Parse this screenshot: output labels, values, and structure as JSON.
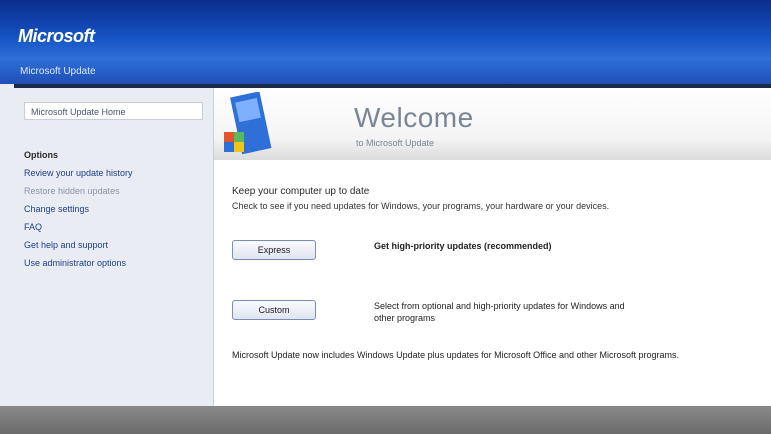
{
  "header": {
    "logo": "Microsoft",
    "subtitle": "Microsoft Update"
  },
  "sidebar": {
    "top_item": "Microsoft Update Home",
    "heading": "Options",
    "items": [
      {
        "label": "Review your update history",
        "muted": false
      },
      {
        "label": "Restore hidden updates",
        "muted": true
      },
      {
        "label": "Change settings",
        "muted": false
      },
      {
        "label": "FAQ",
        "muted": false
      },
      {
        "label": "Get help and support",
        "muted": false
      },
      {
        "label": "Use administrator options",
        "muted": false
      }
    ]
  },
  "banner": {
    "title": "Welcome",
    "subtitle": "to Microsoft Update"
  },
  "main": {
    "last_check": "Keep your computer up to date",
    "instructions": "Check to see if you need updates for Windows, your programs, your hardware or your devices.",
    "actions": [
      {
        "button": "Express",
        "description": "Get high-priority updates (recommended)",
        "bold": true
      },
      {
        "button": "Custom",
        "description": "Select from optional and high-priority updates for Windows and other programs",
        "bold": false
      }
    ],
    "footer_note": "Microsoft Update now includes Windows Update plus updates for Microsoft Office and other Microsoft programs."
  },
  "colors": {
    "header_blue": "#1553c4",
    "link_blue": "#1d3f8a"
  }
}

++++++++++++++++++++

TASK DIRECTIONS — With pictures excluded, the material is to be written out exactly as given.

REPLY TO THE TASK —
Parse this screenshot: output labels, values, and structure as JSON.
{
  "header": {
    "logo": "Microsoft",
    "subtitle": "Microsoft Update"
  },
  "sidebar": {
    "top_item": "Microsoft Update Home",
    "heading": "Options",
    "items": [
      {
        "label": "Review your update history",
        "muted": false
      },
      {
        "label": "Restore hidden updates",
        "muted": true
      },
      {
        "label": "Change settings",
        "muted": false
      },
      {
        "label": "FAQ",
        "muted": false
      },
      {
        "label": "Get help and support",
        "muted": false
      },
      {
        "label": "Use administrator options",
        "muted": false
      }
    ]
  },
  "banner": {
    "title": "Welcome",
    "subtitle": "to Microsoft Update"
  },
  "main": {
    "last_check": "Keep your computer up to date",
    "instructions": "Check to see if you need updates for Windows, your programs, your hardware or your devices.",
    "actions": [
      {
        "button": "Express",
        "description": "Get high-priority updates (recommended)",
        "bold": true
      },
      {
        "button": "Custom",
        "description": "Select from optional and high-priority updates for Windows and other programs",
        "bold": false
      }
    ],
    "footer_note": "Microsoft Update now includes Windows Update plus updates for Microsoft Office and other Microsoft programs."
  },
  "colors": {
    "header_blue": "#1553c4",
    "link_blue": "#1d3f8a"
  }
}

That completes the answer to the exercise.